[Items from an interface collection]
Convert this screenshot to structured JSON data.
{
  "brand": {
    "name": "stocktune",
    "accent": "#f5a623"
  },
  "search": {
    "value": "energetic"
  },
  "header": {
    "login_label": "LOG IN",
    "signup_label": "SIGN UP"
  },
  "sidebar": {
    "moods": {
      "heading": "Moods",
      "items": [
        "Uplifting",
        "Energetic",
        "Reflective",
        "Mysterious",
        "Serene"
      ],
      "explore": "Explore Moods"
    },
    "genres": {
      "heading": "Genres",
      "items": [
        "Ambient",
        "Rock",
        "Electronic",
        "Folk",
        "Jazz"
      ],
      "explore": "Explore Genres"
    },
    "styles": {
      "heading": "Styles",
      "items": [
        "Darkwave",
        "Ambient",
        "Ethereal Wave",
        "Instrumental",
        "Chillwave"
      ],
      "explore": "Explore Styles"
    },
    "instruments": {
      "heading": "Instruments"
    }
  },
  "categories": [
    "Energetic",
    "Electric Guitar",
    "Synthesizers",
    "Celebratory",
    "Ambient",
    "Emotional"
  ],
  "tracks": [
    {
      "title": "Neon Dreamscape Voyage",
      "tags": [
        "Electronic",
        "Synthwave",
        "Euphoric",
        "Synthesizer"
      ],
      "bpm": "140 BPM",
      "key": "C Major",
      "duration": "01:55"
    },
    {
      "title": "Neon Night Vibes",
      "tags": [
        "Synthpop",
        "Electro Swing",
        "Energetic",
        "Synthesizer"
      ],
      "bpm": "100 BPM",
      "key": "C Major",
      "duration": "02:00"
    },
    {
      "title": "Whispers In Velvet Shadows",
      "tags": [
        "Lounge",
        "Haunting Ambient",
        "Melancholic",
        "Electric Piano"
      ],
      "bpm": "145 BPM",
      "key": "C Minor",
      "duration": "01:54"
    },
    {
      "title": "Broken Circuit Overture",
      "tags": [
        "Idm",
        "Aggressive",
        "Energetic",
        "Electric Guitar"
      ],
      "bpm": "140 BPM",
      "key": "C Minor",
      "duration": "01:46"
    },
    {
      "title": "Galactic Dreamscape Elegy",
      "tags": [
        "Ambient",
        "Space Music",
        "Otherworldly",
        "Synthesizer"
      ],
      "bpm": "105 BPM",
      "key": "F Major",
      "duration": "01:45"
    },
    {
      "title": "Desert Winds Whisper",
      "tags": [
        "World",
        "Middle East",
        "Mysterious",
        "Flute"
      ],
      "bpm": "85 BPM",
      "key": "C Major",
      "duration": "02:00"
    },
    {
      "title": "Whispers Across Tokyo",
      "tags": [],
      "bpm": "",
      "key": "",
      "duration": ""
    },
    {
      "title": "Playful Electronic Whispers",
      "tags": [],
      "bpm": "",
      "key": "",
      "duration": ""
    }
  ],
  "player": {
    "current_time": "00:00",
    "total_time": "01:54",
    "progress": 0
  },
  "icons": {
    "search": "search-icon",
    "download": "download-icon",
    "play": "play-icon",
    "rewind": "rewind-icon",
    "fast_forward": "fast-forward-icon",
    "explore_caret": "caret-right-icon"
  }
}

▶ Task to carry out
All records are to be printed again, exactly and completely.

▶ Expected answer
Convert this screenshot to structured JSON data.
{
  "brand": {
    "name": "stocktune",
    "accent": "#f5a623"
  },
  "search": {
    "value": "energetic"
  },
  "header": {
    "login_label": "LOG IN",
    "signup_label": "SIGN UP"
  },
  "sidebar": {
    "moods": {
      "heading": "Moods",
      "items": [
        "Uplifting",
        "Energetic",
        "Reflective",
        "Mysterious",
        "Serene"
      ],
      "explore": "Explore Moods"
    },
    "genres": {
      "heading": "Genres",
      "items": [
        "Ambient",
        "Rock",
        "Electronic",
        "Folk",
        "Jazz"
      ],
      "explore": "Explore Genres"
    },
    "styles": {
      "heading": "Styles",
      "items": [
        "Darkwave",
        "Ambient",
        "Ethereal Wave",
        "Instrumental",
        "Chillwave"
      ],
      "explore": "Explore Styles"
    },
    "instruments": {
      "heading": "Instruments"
    }
  },
  "categories": [
    "Energetic",
    "Electric Guitar",
    "Synthesizers",
    "Celebratory",
    "Ambient",
    "Emotional"
  ],
  "tracks": [
    {
      "title": "Neon Dreamscape Voyage",
      "tags": [
        "Electronic",
        "Synthwave",
        "Euphoric",
        "Synthesizer"
      ],
      "bpm": "140 BPM",
      "key": "C Major",
      "duration": "01:55"
    },
    {
      "title": "Neon Night Vibes",
      "tags": [
        "Synthpop",
        "Electro Swing",
        "Energetic",
        "Synthesizer"
      ],
      "bpm": "100 BPM",
      "key": "C Major",
      "duration": "02:00"
    },
    {
      "title": "Whispers In Velvet Shadows",
      "tags": [
        "Lounge",
        "Haunting Ambient",
        "Melancholic",
        "Electric Piano"
      ],
      "bpm": "145 BPM",
      "key": "C Minor",
      "duration": "01:54"
    },
    {
      "title": "Broken Circuit Overture",
      "tags": [
        "Idm",
        "Aggressive",
        "Energetic",
        "Electric Guitar"
      ],
      "bpm": "140 BPM",
      "key": "C Minor",
      "duration": "01:46"
    },
    {
      "title": "Galactic Dreamscape Elegy",
      "tags": [
        "Ambient",
        "Space Music",
        "Otherworldly",
        "Synthesizer"
      ],
      "bpm": "105 BPM",
      "key": "F Major",
      "duration": "01:45"
    },
    {
      "title": "Desert Winds Whisper",
      "tags": [
        "World",
        "Middle East",
        "Mysterious",
        "Flute"
      ],
      "bpm": "85 BPM",
      "key": "C Major",
      "duration": "02:00"
    },
    {
      "title": "Whispers Across Tokyo",
      "tags": [],
      "bpm": "",
      "key": "",
      "duration": ""
    },
    {
      "title": "Playful Electronic Whispers",
      "tags": [],
      "bpm": "",
      "key": "",
      "duration": ""
    }
  ],
  "player": {
    "current_time": "00:00",
    "total_time": "01:54",
    "progress": 0
  },
  "icons": {
    "search": "search-icon",
    "download": "download-icon",
    "play": "play-icon",
    "rewind": "rewind-icon",
    "fast_forward": "fast-forward-icon",
    "explore_caret": "caret-right-icon"
  }
}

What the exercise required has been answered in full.